Although the tie-bar-less machine can produce parts as large as 400 grams, the ability to produce miniscule parts is what sets it apart, making it valuable to makers of high-precision products such as medical devices and electronics.

“The fact that the parts can be produced via direct valve gate using our new proprietary injection technology — requiring no cold runners — is perhaps the most outstanding feature,” said Jörg Schmidt, the company’s director of business development. “It is also the key to unlocking many of the other unique processing benefits inside the molding cell.”

The elimination of cold runners results in improved part quality, faster cycle times and less wasted material. That last one is a big help, especially since many of these extremely small parts are made from expensive materials such as PEEK and bioabsorbables.

Among the other advantages Schmidt cited are:

• The ability to produce parts as light as 0.001 gram with a gate diameter of 0.02 inch.

• High production outputs — up to 60 million direct-gated plastic parts annually.

• The ability to produce parts with different designs and weights in a single shot.

• The availability of integrated automation options, including touchless parts handling and takeout. The parts are ejected directly from the cavity into a micro chamber inside a vertical shuttle/robot and then transported down individual stainless steel tubes (one for each cavity) using filtered air or vacuum. 

• User-friendly machine controls with a touch-screen interface and secure cloud access.

• Options that make the machine suitable for use in clean rooms.

• Lower operating costs, both from the reduction in material waste and the fact that the machine operates with a clamping force of only 4.5 tons, which is generated by industrial-grade electromagnets.

• A small footprint and the ability to easily move the press with leveling casters.

Many of the advantages that the company touts are based on its Isokor technology, which MHS describes as “a new rheological concept.” By conditioning the polymer close to the gate, the machine reduces melt residence time and protects resin morphology. That’s a critical factor because material degradation has always been one of the biggest hurdles for micro-injection molders to overcome.

“We don’t use the term revolutionary loosely, but that’s how we are describing the [ISOKOR] technology, in terms of what it does for the global micro-manufacturing industry,” said Harald Schmidt, Jörg’s father and president of MHS. “Plastic components made with the M3 will enable new designs for devices that simply were not possible before. Products made using conventional workarounds before can now be produced faster, better and more cost-effectively.”

An M3 core and cavity insert, which contains eight cavities/MHS Mold Hotrunner Solutions Inc.

The M3’s designers also chose to replace traditional injection molds with modular inserts, each of which contains eight cavities. That simplifies mold design and makes it easier to transition from prototyping to mass production because no validation is required — the parameters are identical for both.

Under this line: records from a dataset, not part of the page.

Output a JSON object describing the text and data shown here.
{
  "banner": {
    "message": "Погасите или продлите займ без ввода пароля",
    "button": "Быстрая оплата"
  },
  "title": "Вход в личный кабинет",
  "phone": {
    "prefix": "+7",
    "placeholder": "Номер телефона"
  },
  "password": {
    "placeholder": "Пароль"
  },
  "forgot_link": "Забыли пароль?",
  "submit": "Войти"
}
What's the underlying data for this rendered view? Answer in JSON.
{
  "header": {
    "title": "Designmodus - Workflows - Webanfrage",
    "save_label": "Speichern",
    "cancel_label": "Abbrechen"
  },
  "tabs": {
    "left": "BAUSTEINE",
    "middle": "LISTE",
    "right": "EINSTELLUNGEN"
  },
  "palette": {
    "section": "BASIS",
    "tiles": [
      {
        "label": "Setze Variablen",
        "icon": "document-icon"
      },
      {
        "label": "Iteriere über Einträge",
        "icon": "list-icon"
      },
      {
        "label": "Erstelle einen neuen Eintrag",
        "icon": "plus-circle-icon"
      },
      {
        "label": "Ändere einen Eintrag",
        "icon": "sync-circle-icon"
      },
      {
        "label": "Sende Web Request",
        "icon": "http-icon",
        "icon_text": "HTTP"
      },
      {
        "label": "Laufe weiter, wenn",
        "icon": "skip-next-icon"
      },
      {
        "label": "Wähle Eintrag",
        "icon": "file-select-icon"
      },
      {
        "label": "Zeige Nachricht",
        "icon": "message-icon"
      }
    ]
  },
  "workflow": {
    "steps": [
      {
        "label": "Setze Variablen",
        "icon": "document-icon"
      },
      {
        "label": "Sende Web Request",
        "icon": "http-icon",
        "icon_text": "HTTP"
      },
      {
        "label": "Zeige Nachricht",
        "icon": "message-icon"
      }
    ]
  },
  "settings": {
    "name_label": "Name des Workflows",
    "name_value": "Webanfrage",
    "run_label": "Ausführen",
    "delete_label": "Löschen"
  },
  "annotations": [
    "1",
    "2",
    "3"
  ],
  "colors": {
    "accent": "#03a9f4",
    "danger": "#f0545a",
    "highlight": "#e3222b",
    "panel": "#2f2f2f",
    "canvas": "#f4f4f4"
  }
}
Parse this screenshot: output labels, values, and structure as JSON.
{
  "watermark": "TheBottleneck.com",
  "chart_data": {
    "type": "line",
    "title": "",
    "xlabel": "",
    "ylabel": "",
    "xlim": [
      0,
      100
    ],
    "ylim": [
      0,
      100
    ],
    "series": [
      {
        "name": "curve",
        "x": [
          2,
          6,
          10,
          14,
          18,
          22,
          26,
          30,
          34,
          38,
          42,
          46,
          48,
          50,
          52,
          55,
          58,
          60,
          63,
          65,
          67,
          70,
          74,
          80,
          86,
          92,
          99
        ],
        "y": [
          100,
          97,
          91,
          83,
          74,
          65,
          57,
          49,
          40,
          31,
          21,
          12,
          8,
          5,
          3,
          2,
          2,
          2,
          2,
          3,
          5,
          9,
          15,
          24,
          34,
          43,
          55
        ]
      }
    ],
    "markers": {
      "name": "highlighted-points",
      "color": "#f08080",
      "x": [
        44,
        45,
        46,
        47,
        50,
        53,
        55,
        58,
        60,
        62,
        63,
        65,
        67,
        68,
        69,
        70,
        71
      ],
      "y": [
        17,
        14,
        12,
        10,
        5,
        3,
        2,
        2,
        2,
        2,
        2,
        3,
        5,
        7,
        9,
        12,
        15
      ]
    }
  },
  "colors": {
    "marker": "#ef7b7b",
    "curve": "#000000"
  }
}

From the beginning, Harald Schmidt said that development of the M3-D08 was all about meeting customer demands for miniaturization. “We believe that micro molding plays a critical role in the future of plastics production, and that now is the time for a big leap forward. Our goal is to take micro injection from a niche molding technology to the mainstream. The M3 makes it easy for OEMs and molders to get into the game.

“We want everyone to start thinking small. If it can be made with plastics — at this scale and speed, and direct-gated — there are so many advantages and possibilities,” he said.

Michael T. McCue, copy editor

mmccue@plasticsmachinerymagazine.com

Contact:
MHS Mold Hotrunner Solutions Inc.
 Georgetown, Ontario, 905-873-1954,

www.mhs-hotrunners.com